━━━ Task material ━━━
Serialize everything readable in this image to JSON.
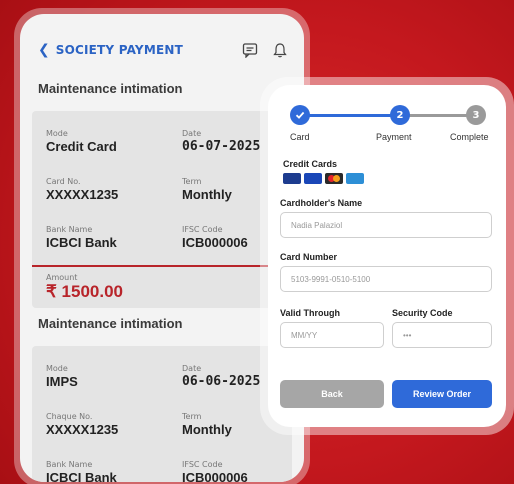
{
  "app": {
    "header": {
      "title": "SOCIETY PAYMENT"
    },
    "sections": [
      {
        "title": "Maintenance intimation",
        "fields": [
          {
            "label": "Mode",
            "value": "Credit Card"
          },
          {
            "label": "Date",
            "value": "06-07-2025"
          },
          {
            "label": "Card No.",
            "value": "XXXXX1235"
          },
          {
            "label": "Term",
            "value": "Monthly"
          },
          {
            "label": "Bank Name",
            "value": "ICBCI Bank"
          },
          {
            "label": "IFSC Code",
            "value": "ICB000006"
          }
        ],
        "amount": {
          "label": "Amount",
          "value": "₹ 1500.00"
        }
      },
      {
        "title": "Maintenance intimation",
        "fields": [
          {
            "label": "Mode",
            "value": "IMPS"
          },
          {
            "label": "Date",
            "value": "06-06-2025"
          },
          {
            "label": "Chaque No.",
            "value": "XXXXX1235"
          },
          {
            "label": "Term",
            "value": "Monthly"
          },
          {
            "label": "Bank Name",
            "value": "ICBCI Bank"
          },
          {
            "label": "IFSC Code",
            "value": "ICB000006"
          }
        ]
      }
    ]
  },
  "payment": {
    "steps": [
      {
        "label": "Card",
        "number": "",
        "state": "done"
      },
      {
        "label": "Payment",
        "number": "2",
        "state": "active"
      },
      {
        "label": "Complete",
        "number": "3",
        "state": "pending"
      }
    ],
    "credit_cards_label": "Credit Cards",
    "card_brands": [
      "paypal-icon",
      "visa-icon",
      "mastercard-icon",
      "amex-icon"
    ],
    "cardholder": {
      "label": "Cardholder's Name",
      "placeholder": "Nadia Palaziol"
    },
    "card_number": {
      "label": "Card Number",
      "placeholder": "5103-9991-0510-5100"
    },
    "valid_through": {
      "label": "Valid Through",
      "placeholder": "MM/YY"
    },
    "security_code": {
      "label": "Security Code",
      "placeholder": "•••"
    },
    "buttons": {
      "back": "Back",
      "review": "Review Order"
    }
  },
  "colors": {
    "accent_blue": "#2b63c4",
    "brand_red": "#c4181e",
    "amount_red": "#b8242a",
    "step_pending": "#9a9a9a",
    "back_button": "#a6a6a6",
    "review_button": "#2f6ad9"
  }
}
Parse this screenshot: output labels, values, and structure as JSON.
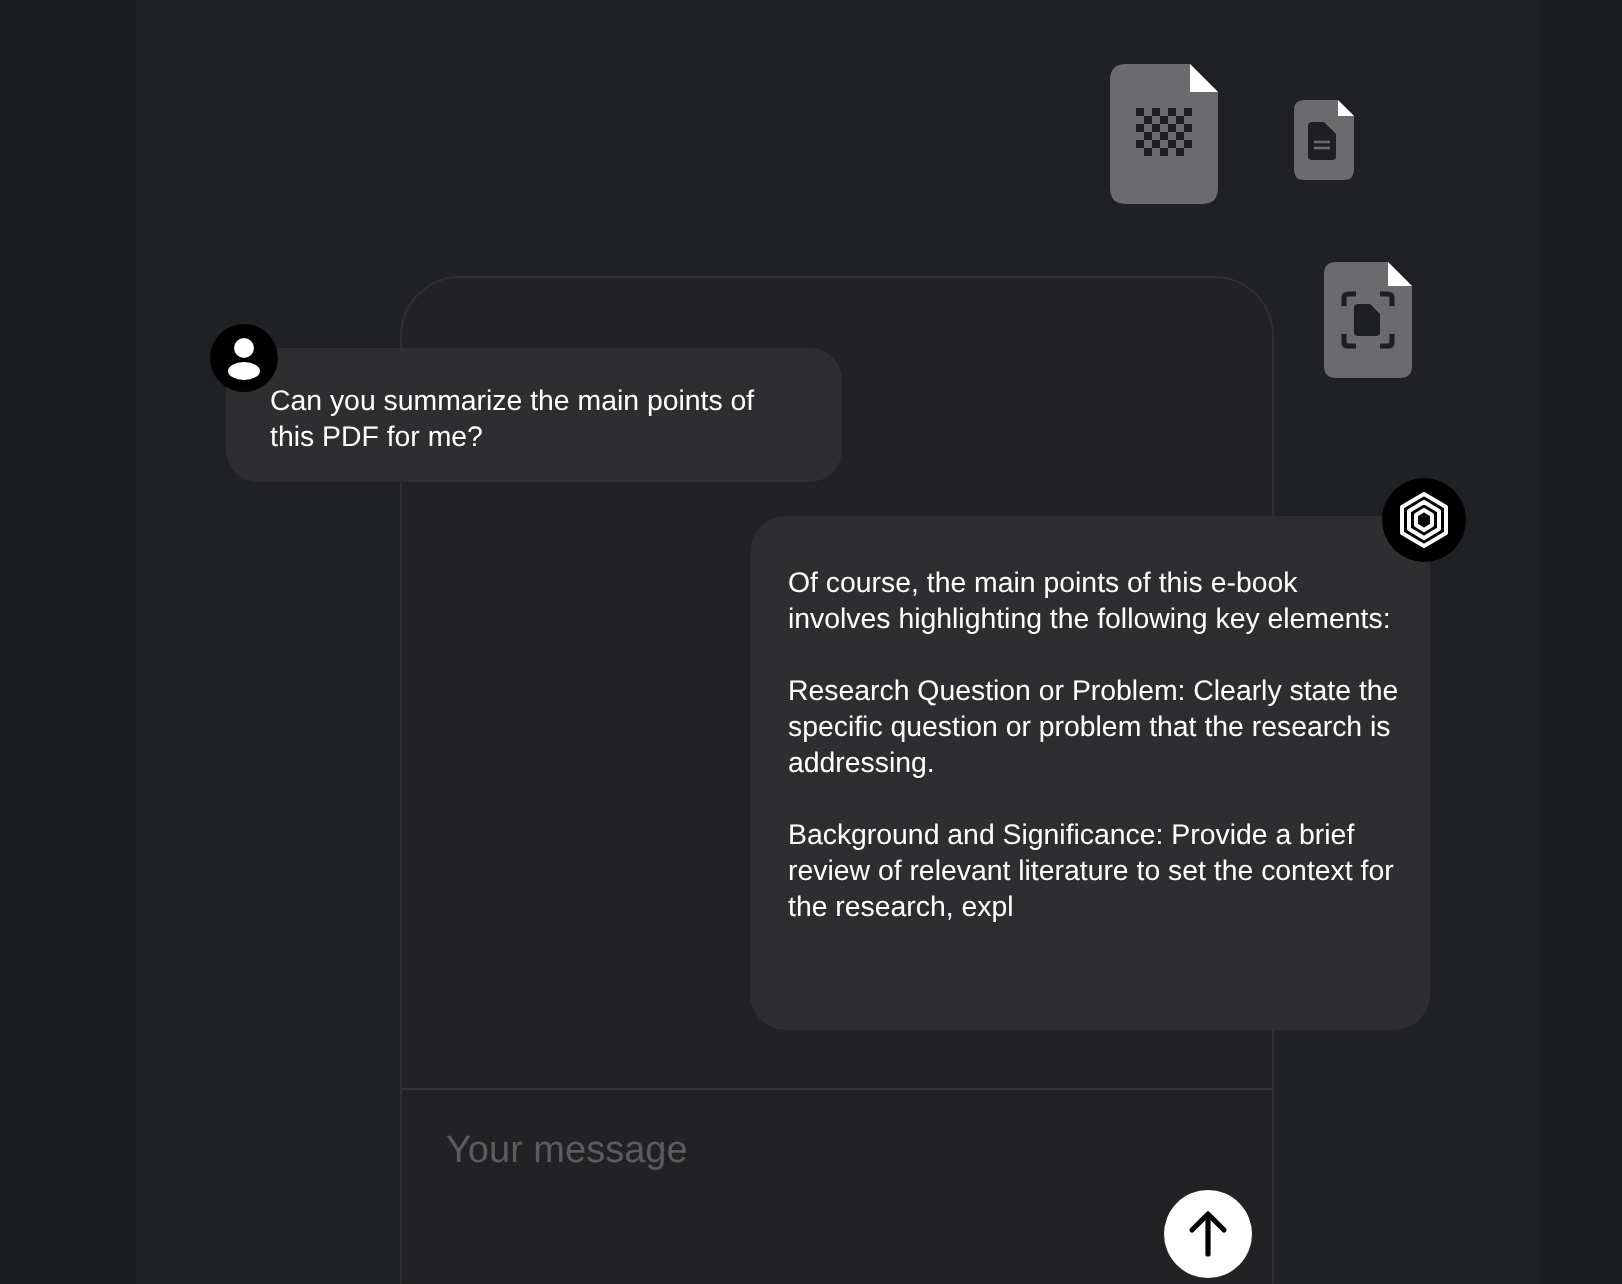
{
  "messages": [
    {
      "kind": "user",
      "paragraphs": [
        "Can you summarize the main points of\nthis PDF for me?"
      ]
    },
    {
      "kind": "assistant",
      "paragraphs": [
        "Of course, the main points of this e-book\ninvolves highlighting the following key elements:",
        "Research Question or Problem: Clearly state the\nspecific question or problem that the research is\naddressing.",
        "Background and Significance: Provide a brief\nreview of relevant literature to set the context for\nthe research, expl"
      ]
    }
  ],
  "composer": {
    "placeholder": "Your message"
  }
}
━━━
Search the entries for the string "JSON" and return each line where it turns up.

### [Exercise answer]
Serialize everything readable in this image to JSON.
Parse this screenshot: output labels, values, and structure as JSON.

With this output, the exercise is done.